People have been being targeted with banners for years and they are used to that. If you search for a holiday to Romania you keep getting banners about Romanian tourist destinations. I think customers accept that.

But consumers increasingly expect to get helpful stuff that's particularly relevant to them. So we have to make sure that we're turning up at those nudge moments where it’s most critical and alluring. We have to stay ahead of people’s expectations.

AI and DCO are fast forwarding our ability to make everything incredibly bespoke and personalised, as well as cut-through.

Give us three elements of a campaign that help win prestigious awards

Firstly, it needs to make sure that it provokes a reaction when people see that piece of work, like they have never seen it like that before. It's got to feel original, fresh, ownable, a completely new lens on something.

Secondly, it has to entertain you or move you. There's been a massive trend towards purpose-led ideas over the last seven years. Nearly all winning ideas at Cannes, D&AD or One Show were purpose-led.

But there has been a move over the last year towards other stuff, notably entertainment. It’s significant that Cannes just introduced a category for 2024 specifically for Humour. People are remembering that an award-winning idea can be entertaining as well as purpose-driven.

That's a good thing, because the advertising industry risks taking itself too seriously and always thinking that we're here to change the world.

We're not. We're here to grow our clients’ brands and sell their products. If we can improve the world while doing that, that’s fantastic, but it's both things that we need to be doing.

The third is to disrupt, not necessarily in a brash way. An ad can disrupt by being the most hilarious thing you've seen. It's nice to feel disruptive, to change the context of things, even if it's just the product’s context.

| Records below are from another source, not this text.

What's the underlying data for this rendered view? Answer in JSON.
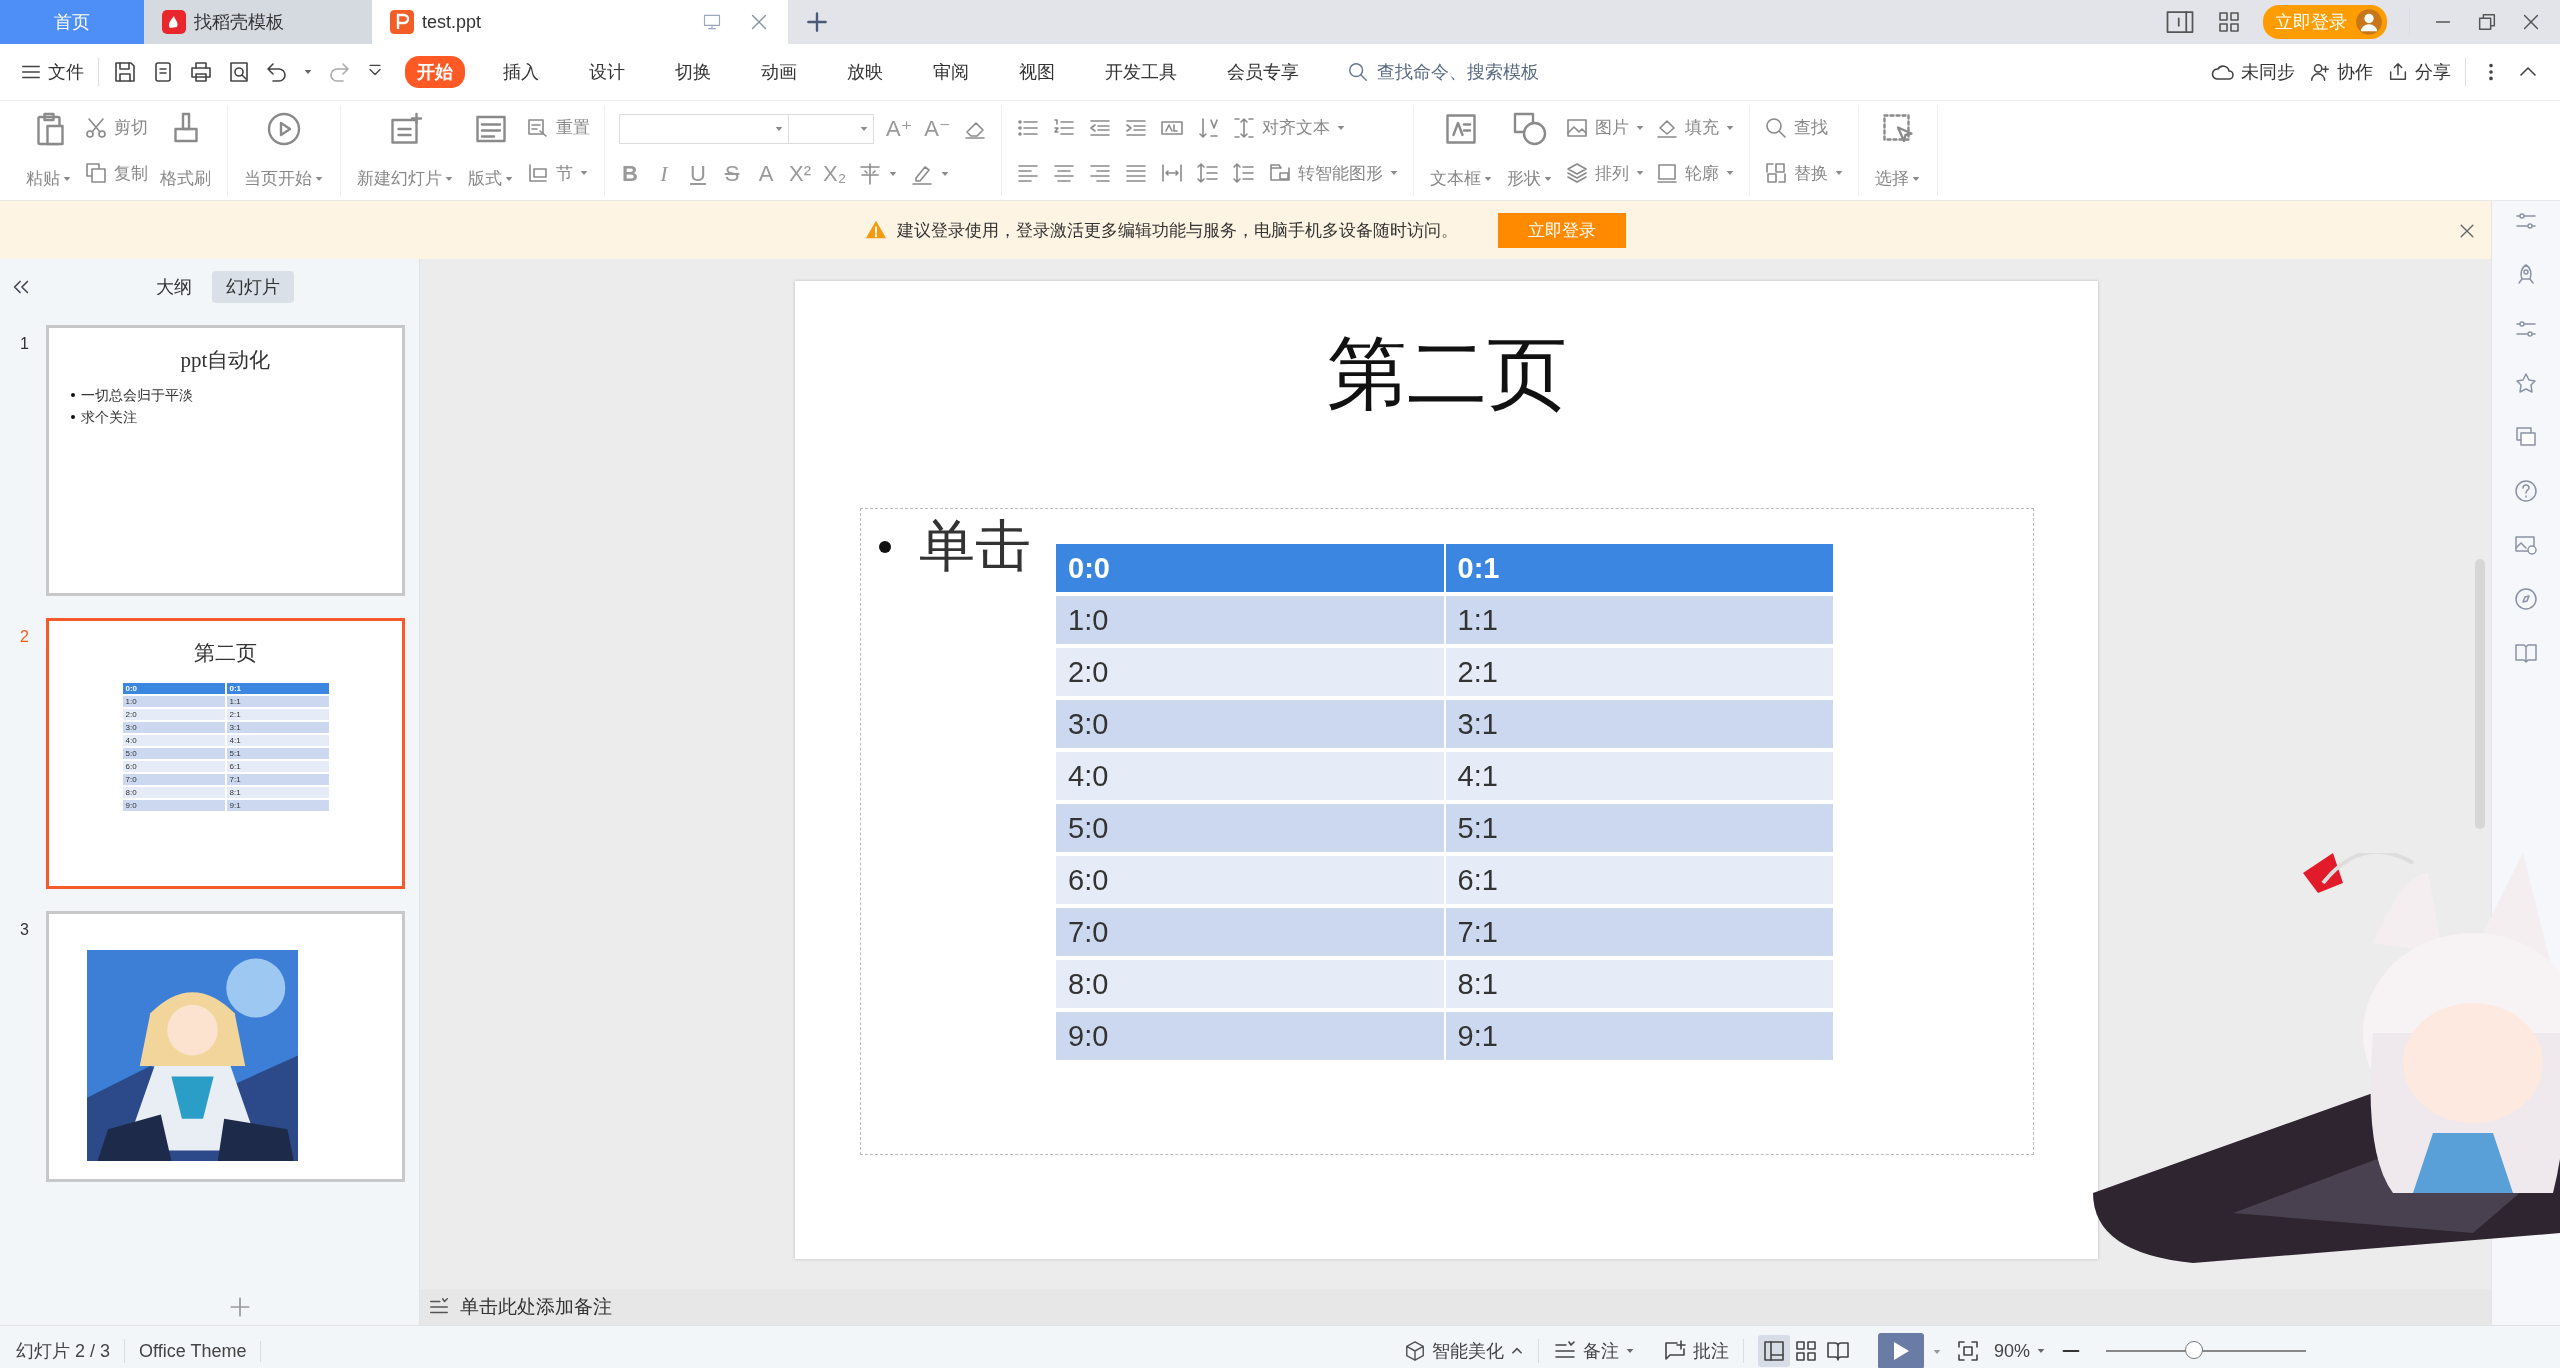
{
  "tabs": [
    {
      "label": "首页",
      "kind": "home",
      "selected": false
    },
    {
      "label": "找稻壳模板",
      "kind": "docer",
      "selected": false
    },
    {
      "label": "test.ppt",
      "kind": "doc",
      "selected": true
    }
  ],
  "login_button": "立即登录",
  "menu": {
    "file": "文件",
    "tabs": [
      {
        "label": "开始",
        "selected": true
      },
      {
        "label": "插入",
        "selected": false
      },
      {
        "label": "设计",
        "selected": false
      },
      {
        "label": "切换",
        "selected": false
      },
      {
        "label": "动画",
        "selected": false
      },
      {
        "label": "放映",
        "selected": false
      },
      {
        "label": "审阅",
        "selected": false
      },
      {
        "label": "视图",
        "selected": false
      },
      {
        "label": "开发工具",
        "selected": false
      },
      {
        "label": "会员专享",
        "selected": false
      }
    ],
    "search_placeholder": "查找命令、搜索模板",
    "sync": "未同步",
    "collab": "协作",
    "share": "分享"
  },
  "ribbon": {
    "groups": [
      {
        "kind": "buttons",
        "items": [
          {
            "label": "粘贴",
            "kind": "large",
            "caret": true
          },
          {
            "label": "剪切",
            "kind": "small",
            "caret": false
          },
          {
            "label": "复制",
            "kind": "small",
            "caret": false
          },
          {
            "label": "格式刷",
            "kind": "large",
            "caret": false
          }
        ]
      },
      {
        "kind": "buttons",
        "items": [
          {
            "label": "当页开始",
            "kind": "large",
            "caret": true
          }
        ]
      },
      {
        "kind": "buttons",
        "items": [
          {
            "label": "新建幻灯片",
            "kind": "large",
            "caret": true
          },
          {
            "label": "版式",
            "kind": "large",
            "caret": true
          },
          {
            "label": "重置",
            "kind": "small",
            "caret": false
          },
          {
            "label": "节",
            "kind": "small",
            "caret": true
          }
        ]
      },
      {
        "kind": "font",
        "size_buttons": [
          "A⁺",
          "A⁻"
        ],
        "format_buttons": [
          "B",
          "I",
          "U",
          "S",
          "A",
          "X²",
          "X₂"
        ]
      },
      {
        "kind": "paragraph",
        "items": [
          {
            "label": "对齐文本",
            "caret": true
          },
          {
            "label": "转智能图形",
            "caret": true
          }
        ]
      },
      {
        "kind": "buttons",
        "items": [
          {
            "label": "文本框",
            "kind": "large",
            "caret": true
          },
          {
            "label": "形状",
            "kind": "large",
            "caret": true
          },
          {
            "label": "图片",
            "kind": "small",
            "caret": true
          },
          {
            "label": "排列",
            "kind": "small",
            "caret": true
          },
          {
            "label": "填充",
            "kind": "small",
            "caret": true
          },
          {
            "label": "轮廓",
            "kind": "small",
            "caret": true
          }
        ]
      },
      {
        "kind": "buttons",
        "items": [
          {
            "label": "查找",
            "kind": "small",
            "caret": false
          },
          {
            "label": "替换",
            "kind": "small",
            "caret": true
          }
        ]
      },
      {
        "kind": "buttons",
        "items": [
          {
            "label": "选择",
            "kind": "large",
            "caret": true
          }
        ]
      }
    ]
  },
  "notice": {
    "text": "建议登录使用，登录激活更多编辑功能与服务，电脑手机多设备随时访问。",
    "button": "立即登录"
  },
  "panel": {
    "tabs": [
      {
        "label": "大纲",
        "selected": false
      },
      {
        "label": "幻灯片",
        "selected": true
      }
    ],
    "slides": [
      {
        "number": "1",
        "selected": false,
        "kind": "text",
        "title": "ppt自动化",
        "bullets": [
          "一切总会归于平淡",
          "求个关注"
        ]
      },
      {
        "number": "2",
        "selected": true,
        "kind": "table",
        "title": "第二页",
        "table": {
          "columns": [
            "0:0",
            "0:1"
          ],
          "rows": [
            [
              "1:0",
              "1:1"
            ],
            [
              "2:0",
              "2:1"
            ],
            [
              "3:0",
              "3:1"
            ],
            [
              "4:0",
              "4:1"
            ],
            [
              "5:0",
              "5:1"
            ],
            [
              "6:0",
              "6:1"
            ],
            [
              "7:0",
              "7:1"
            ],
            [
              "8:0",
              "8:1"
            ],
            [
              "9:0",
              "9:1"
            ]
          ]
        }
      },
      {
        "number": "3",
        "selected": false,
        "kind": "picture"
      }
    ]
  },
  "slide": {
    "title": "第二页",
    "bullet": "单击",
    "table": {
      "columns": [
        "0:0",
        "0:1"
      ],
      "rows": [
        [
          "1:0",
          "1:1"
        ],
        [
          "2:0",
          "2:1"
        ],
        [
          "3:0",
          "3:1"
        ],
        [
          "4:0",
          "4:1"
        ],
        [
          "5:0",
          "5:1"
        ],
        [
          "6:0",
          "6:1"
        ],
        [
          "7:0",
          "7:1"
        ],
        [
          "8:0",
          "8:1"
        ],
        [
          "9:0",
          "9:1"
        ]
      ]
    }
  },
  "notes_placeholder": "单击此处添加备注",
  "status_bar": {
    "slide_count": "幻灯片 2 / 3",
    "theme": "Office Theme",
    "beautify": "智能美化",
    "notes": "备注",
    "comments": "批注",
    "views": [
      {
        "selected": true
      },
      {
        "selected": false
      },
      {
        "selected": false
      }
    ],
    "zoom": "90%",
    "zoom_slider": {
      "level": 0.44
    }
  }
}
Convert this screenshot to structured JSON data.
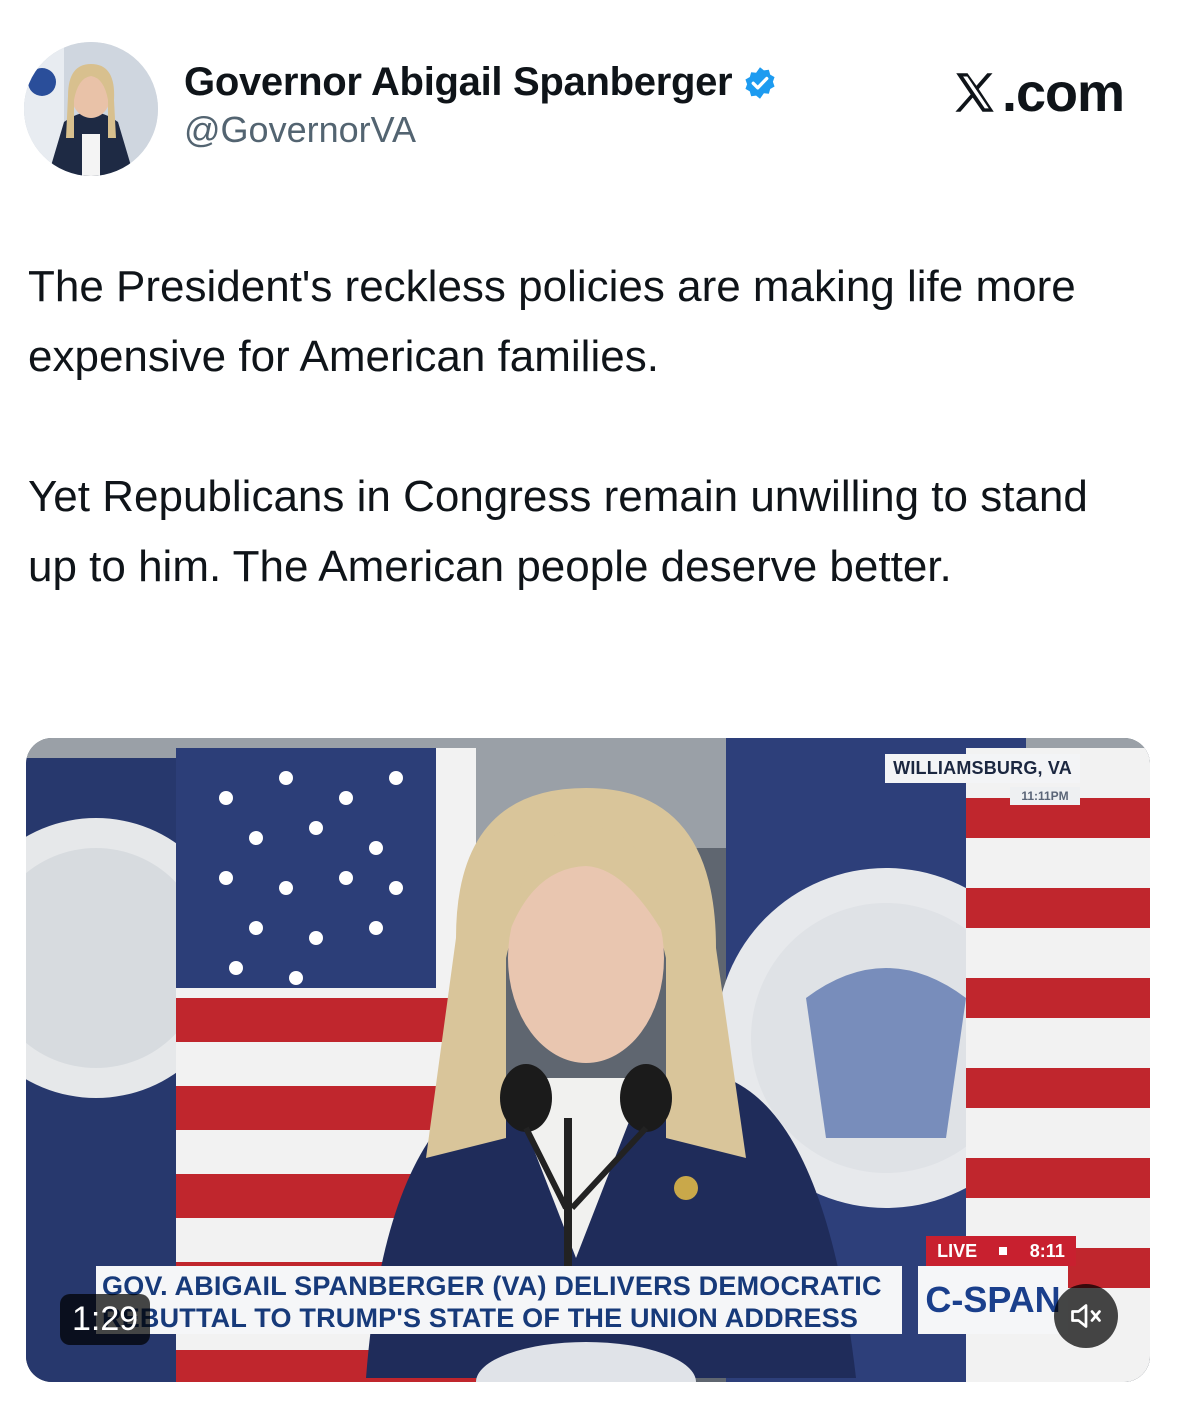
{
  "author": {
    "name": "Governor Abigail Spanberger",
    "handle": "@GovernorVA",
    "verified": true
  },
  "site_label": ".com",
  "post": {
    "paragraphs": [
      "The President's reckless policies are making life more expensive for American families.",
      "Yet Republicans in Congress remain unwilling to stand up to him. The American people deserve better."
    ]
  },
  "video": {
    "location": "WILLIAMSBURG, VA",
    "location_time": "11:11PM",
    "live_label": "LIVE",
    "live_time": "8:11",
    "chyron_line1": "GOV. ABIGAIL SPANBERGER (VA) DELIVERS DEMOCRATIC",
    "chyron_line2": "REBUTTAL TO TRUMP'S STATE OF THE UNION ADDRESS",
    "network": "C-SPAN",
    "duration": "1:29",
    "muted": true
  },
  "colors": {
    "verified_badge": "#1d9bf0",
    "handle_gray": "#536471",
    "chyron_text": "#173a7a",
    "live_red": "#c8202f"
  }
}
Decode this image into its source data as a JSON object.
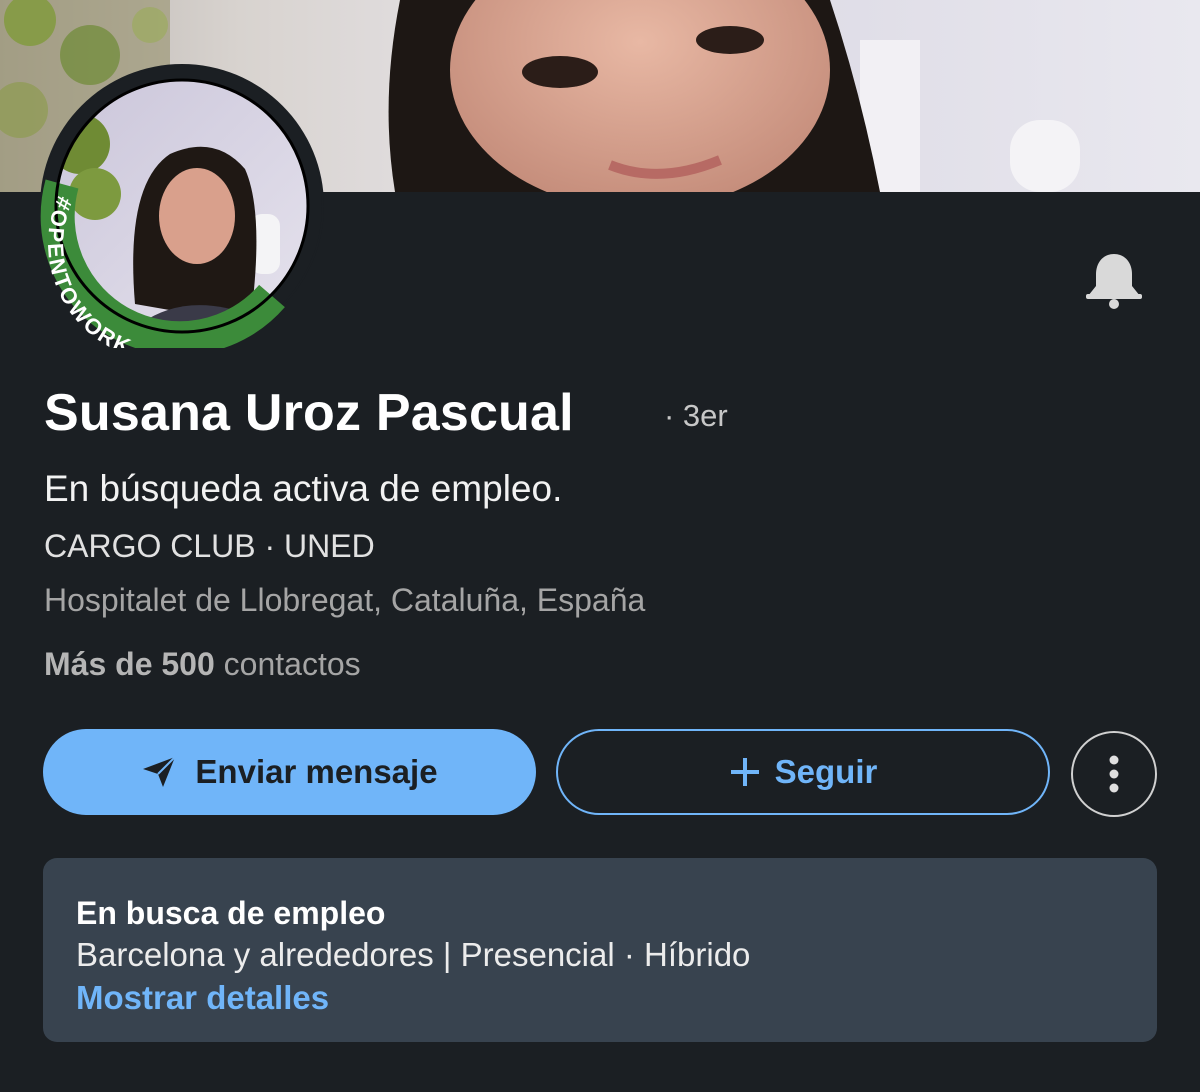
{
  "profile": {
    "name": "Susana Uroz Pascual",
    "degree": "· 3er",
    "headline": "En búsqueda activa de empleo.",
    "company": "CARGO CLUB · UNED",
    "location": "Hospitalet de Llobregat, Cataluña, España",
    "connections_count": "Más de 500",
    "connections_label": "contactos",
    "open_to_work_badge": "#OPENTOWORK"
  },
  "actions": {
    "message_label": "Enviar mensaje",
    "follow_label": "Seguir",
    "more_icon": "more-vertical-icon",
    "bell_icon": "bell-icon"
  },
  "open_to_work_card": {
    "title": "En busca de empleo",
    "detail": "Barcelona y alrededores | Presencial · Híbrido",
    "link": "Mostrar detalles"
  },
  "colors": {
    "background": "#1b1f23",
    "accent": "#70b5f9",
    "card": "#38434f",
    "open_to_work_ring": "#3c8b3a"
  }
}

An award-winning idea is something that should stay with you long after you've seen it. The ultimate test is that advertising enters popular culture to the extent that you've heard about this idea or that and you want to talk about it in the pub.

Are there any differences between UK and US approaches to Creative Direction?

The principles are the same, and have been since McCann’s inception in 1912. I work for an American-owned organisation in the UK and I see no real differences.

Advertising grew up symbiotically in the UK and the USA, and could be said to have come of age with David Ogilvy and Bill Bernbach simultaneously leading the charge in London and New York throughout the Mad Men era.

When I started, we were doing ideas on layout pads on desks. None of us had a computer. The only person who had anything like that was the creative department PA. So if you had to write a TV script, you wrote it by hand and you gave it to the PA.

Then the internet came along, later digital and mobile advertising, big data and social media. Now we’re having another massive revolution with AI.

None of these things has changed any of the principles of how to have and sell cut-through ideas and make people sit up and notice. No technological innovation has changed how agencies operate, other than learning how to draw in those new disciplines and integrate them together.

I hope I’m here and still doing it when the next big thing comes in.